Work task: Every line containing the word "true" is to be copied from the data below.

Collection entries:
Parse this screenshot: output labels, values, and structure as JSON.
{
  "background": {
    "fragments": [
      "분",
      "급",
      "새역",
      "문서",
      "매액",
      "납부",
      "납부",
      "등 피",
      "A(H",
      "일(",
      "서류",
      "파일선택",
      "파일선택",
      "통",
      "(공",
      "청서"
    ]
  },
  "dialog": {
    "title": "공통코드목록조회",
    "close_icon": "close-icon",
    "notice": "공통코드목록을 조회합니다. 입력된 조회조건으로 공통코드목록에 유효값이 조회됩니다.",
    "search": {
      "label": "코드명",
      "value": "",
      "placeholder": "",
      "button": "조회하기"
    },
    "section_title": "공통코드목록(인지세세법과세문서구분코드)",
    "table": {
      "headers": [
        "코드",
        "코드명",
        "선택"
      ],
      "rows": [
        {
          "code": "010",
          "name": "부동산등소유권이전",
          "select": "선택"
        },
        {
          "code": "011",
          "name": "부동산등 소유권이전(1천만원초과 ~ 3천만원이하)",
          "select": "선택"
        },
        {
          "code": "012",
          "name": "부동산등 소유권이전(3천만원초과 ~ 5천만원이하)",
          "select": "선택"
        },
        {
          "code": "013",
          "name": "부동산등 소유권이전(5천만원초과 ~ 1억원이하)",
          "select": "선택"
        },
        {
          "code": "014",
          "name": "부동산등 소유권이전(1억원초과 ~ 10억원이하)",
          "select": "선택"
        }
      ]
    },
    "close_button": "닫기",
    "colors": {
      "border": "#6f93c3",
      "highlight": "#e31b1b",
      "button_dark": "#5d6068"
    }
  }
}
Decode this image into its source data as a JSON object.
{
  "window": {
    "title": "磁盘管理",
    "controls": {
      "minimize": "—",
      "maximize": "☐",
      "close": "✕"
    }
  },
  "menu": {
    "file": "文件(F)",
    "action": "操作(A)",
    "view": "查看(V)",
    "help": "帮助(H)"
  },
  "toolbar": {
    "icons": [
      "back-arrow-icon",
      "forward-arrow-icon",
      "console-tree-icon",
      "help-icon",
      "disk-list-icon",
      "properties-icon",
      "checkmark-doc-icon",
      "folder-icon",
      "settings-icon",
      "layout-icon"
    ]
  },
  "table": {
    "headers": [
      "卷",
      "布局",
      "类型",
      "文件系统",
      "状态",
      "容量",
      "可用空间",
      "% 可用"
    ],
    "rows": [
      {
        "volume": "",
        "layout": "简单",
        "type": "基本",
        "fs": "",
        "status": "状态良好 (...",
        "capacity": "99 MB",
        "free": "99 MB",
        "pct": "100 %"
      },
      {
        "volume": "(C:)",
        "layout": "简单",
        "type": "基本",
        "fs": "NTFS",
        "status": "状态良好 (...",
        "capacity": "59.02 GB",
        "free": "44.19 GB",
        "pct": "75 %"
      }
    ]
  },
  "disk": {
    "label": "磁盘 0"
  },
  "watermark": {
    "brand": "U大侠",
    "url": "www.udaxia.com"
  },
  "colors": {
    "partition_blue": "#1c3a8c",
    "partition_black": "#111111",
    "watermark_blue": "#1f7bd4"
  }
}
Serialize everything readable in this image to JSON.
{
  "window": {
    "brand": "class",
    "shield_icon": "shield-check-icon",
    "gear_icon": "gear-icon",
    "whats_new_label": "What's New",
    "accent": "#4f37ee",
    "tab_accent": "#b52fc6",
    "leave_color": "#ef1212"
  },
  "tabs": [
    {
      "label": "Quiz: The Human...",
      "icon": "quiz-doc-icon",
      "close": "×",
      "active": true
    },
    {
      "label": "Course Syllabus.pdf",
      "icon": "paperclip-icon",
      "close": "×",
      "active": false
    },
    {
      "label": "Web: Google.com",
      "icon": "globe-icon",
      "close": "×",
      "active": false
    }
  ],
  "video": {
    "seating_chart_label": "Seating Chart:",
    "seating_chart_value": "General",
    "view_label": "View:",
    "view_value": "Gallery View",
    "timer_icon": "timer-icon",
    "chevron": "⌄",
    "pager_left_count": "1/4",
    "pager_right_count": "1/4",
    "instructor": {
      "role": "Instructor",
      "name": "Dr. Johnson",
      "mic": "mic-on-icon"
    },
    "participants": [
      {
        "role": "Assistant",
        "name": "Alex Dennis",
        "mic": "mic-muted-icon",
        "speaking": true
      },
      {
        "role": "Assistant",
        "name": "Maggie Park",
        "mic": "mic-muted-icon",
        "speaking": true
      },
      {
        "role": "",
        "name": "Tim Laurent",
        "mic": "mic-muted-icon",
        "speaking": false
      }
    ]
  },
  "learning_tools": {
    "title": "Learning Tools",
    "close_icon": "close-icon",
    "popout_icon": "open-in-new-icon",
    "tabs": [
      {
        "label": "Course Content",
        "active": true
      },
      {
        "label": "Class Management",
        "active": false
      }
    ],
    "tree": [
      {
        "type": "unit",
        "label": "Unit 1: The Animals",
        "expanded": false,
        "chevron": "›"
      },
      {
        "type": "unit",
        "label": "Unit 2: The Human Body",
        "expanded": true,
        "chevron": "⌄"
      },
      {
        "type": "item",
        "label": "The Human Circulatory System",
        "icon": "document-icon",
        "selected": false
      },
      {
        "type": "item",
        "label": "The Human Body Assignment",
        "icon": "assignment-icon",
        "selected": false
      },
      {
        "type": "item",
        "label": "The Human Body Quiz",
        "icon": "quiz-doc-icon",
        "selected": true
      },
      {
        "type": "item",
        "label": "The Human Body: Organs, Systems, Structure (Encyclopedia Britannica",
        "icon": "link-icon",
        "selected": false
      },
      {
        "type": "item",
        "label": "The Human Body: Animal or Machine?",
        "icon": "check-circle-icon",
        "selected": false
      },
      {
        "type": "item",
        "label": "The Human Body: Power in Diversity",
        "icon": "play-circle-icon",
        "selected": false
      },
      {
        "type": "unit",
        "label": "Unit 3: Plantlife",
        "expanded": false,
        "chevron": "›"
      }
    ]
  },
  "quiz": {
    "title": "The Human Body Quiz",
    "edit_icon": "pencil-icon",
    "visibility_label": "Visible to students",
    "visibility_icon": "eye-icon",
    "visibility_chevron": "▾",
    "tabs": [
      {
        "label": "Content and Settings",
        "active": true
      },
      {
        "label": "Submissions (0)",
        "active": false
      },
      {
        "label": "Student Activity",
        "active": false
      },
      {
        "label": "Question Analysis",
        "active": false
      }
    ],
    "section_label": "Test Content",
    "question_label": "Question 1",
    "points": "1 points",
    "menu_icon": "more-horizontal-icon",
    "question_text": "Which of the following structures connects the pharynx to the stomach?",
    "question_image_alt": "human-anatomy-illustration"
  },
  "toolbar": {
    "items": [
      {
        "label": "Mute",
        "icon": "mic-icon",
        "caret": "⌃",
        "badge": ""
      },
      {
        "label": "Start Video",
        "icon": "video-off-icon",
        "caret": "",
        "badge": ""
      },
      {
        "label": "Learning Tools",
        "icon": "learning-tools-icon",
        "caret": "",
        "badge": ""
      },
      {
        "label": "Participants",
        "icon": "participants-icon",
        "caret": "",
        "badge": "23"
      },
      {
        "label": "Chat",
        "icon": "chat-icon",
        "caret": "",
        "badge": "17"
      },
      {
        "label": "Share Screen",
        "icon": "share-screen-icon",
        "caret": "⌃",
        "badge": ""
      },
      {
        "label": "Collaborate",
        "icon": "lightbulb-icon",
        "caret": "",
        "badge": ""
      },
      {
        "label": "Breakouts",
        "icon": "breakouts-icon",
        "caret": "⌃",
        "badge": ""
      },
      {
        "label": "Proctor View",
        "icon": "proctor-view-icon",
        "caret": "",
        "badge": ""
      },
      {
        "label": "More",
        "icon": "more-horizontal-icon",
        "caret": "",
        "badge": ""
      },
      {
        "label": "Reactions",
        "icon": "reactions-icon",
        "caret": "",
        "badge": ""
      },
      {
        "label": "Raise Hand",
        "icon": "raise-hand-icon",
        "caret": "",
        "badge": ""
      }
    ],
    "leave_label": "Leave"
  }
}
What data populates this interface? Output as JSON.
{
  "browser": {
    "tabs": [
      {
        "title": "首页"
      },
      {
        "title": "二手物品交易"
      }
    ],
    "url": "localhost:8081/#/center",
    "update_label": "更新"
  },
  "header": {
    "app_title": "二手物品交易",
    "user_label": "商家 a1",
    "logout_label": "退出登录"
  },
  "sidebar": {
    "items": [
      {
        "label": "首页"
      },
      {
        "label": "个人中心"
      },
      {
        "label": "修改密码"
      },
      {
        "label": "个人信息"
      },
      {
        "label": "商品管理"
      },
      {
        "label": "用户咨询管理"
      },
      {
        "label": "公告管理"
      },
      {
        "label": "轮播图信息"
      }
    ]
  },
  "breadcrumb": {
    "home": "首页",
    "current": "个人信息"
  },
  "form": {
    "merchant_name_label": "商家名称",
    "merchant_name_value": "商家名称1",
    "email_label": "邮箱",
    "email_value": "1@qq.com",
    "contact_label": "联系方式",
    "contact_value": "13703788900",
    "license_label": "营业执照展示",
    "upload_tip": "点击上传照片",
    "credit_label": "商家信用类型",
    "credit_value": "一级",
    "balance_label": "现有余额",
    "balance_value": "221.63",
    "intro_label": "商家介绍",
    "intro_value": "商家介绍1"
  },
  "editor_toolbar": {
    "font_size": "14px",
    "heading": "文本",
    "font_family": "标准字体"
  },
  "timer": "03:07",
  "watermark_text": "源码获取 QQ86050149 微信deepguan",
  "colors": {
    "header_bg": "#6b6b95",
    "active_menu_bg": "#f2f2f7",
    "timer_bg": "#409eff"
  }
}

Task response:
      "active": true
        "speaking": true
        "speaking": true
        "active": true
        "expanded": true,
        "selected": true
        "active": true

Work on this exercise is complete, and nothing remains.